Something I’ve begun to think about in relation to the course learning is the idea of suggested searches, assumed corrections (‘did you mean..?’) and limitations of databases and search engines such as Google. In the library we cut out and mount portraits from second copies of the sales catalogues we keep, and these contribute to a huge physical collection of image files we have, organised by sitter and again by artist. Probably our most used library resource, it’s curated by my department, as historically we have added images we assume are what users will search for, and prioritising this over recording data of the source material, the sales catalogue. What if the user is researching something more obscure, or rather than particular object, is looking at relationships and reflecting on patterns in a whole range of data? In terms of a casual Google searcher after a restaurant to eat at, perhaps I wasn’t looking for the critically acclaimed Spice Inn in Stratford, but rather the Spice Inn in a small East Midlands town, without an up to date website, entry in Lonely Planet or menu available online.

Is the increased intelligence of a Google search resulting in some information falling at the wayside? How can we, and should we, as librarians, influence and mediate search results in the way we organise and classify data? Does the recording of certain information deemed significant create a cycle of significance based on easier access, popular searches and information digitally available? I like to think that as we continue to put more records into our library management system, and attempt to organise and relate more subjects, the wealth of knowledge about our existing collections grows, and with it potentially the way we think about important British people and portraiture.

‘Nothing is higher than Architect’

– George Costanza, Seinfeld.

This blog will follow my progress through the Digital Information Technologies and Architecture module of the Information Science course at City University (#citylis). I began this course after three and a half years in a small art library at assistant level, where I’ve witnessed the collection’s online presence and digital access capabilities expand. I’m really looking forward to exploring information architecture and can see already how relevant and useful the knowledge is on a day to day level.

Something I often get asked is ‘what do you want to be when you graduate?’, as people aren’t sure what studying Information Science might lead to. I change my answer every time, to mix it up a bit, and because I’m really not sure. A job title I’m definitely going to start offering up is Information Architect, as it’s such a great way of describing so many aspects of my job and what I love doing.

It wasn’t until the first exercise of this module that I realised I already have strong opinions on what makes a good website. Drawing basic versions of some sample sites using squares and rectangles, I saw how important it is that information is laid out so that it can be found and connected in a logical way, leading a reader from one part to another as they put together the content you’re providing. Good information architecture creates a dot-to-dot drawing easily completed by any user, while being flexible enough to result in a picture unique to their experience.
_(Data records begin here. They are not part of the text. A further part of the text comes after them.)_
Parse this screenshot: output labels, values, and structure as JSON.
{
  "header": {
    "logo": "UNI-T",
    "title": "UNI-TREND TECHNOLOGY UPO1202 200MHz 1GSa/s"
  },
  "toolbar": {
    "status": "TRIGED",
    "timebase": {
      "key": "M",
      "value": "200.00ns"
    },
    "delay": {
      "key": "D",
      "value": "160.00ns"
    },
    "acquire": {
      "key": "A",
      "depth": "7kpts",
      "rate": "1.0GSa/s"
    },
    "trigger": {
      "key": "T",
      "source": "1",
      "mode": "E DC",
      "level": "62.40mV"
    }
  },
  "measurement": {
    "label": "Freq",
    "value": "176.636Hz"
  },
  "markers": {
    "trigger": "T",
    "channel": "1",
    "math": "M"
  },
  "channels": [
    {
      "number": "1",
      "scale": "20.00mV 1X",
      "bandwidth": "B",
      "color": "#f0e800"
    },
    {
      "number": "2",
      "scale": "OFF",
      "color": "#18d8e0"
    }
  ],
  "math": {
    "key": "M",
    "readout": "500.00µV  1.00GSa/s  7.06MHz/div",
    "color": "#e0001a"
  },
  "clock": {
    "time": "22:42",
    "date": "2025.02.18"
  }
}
I constructed DITA Ritz on a basic theme, with clear menu options and a Twitter widget running down the right hand side. A few of the themes I tried at first had the widget as a footer, which to me didn’t complement the time line layout of a Twitter feed, so in the end I opted for the very basic Skeptical Theme. Something I like about this theme is that it places the About page link in the top right corner, slightly separate from the archive of posts on the left. The About page is the context in which all visitors will be reading the content, so I put it up there with the blog title and tagline: hopefully a consistent framework. It’s likely I’ll change things around as and when I notice something isn’t quite right, as that’s in my nature, but luckily I’m finding the WordPress site easy to navigate.*

I can already tell I’ll enjoy being an Information Architect.

*EDIT 21/10/14: I’ve since changed my blog theme to Penscratch, which I prefer as the page appears cleaner and sharper. The text box is also wider, which is useful when embedding images and maps especially, as it allows you to have them closer to the original size.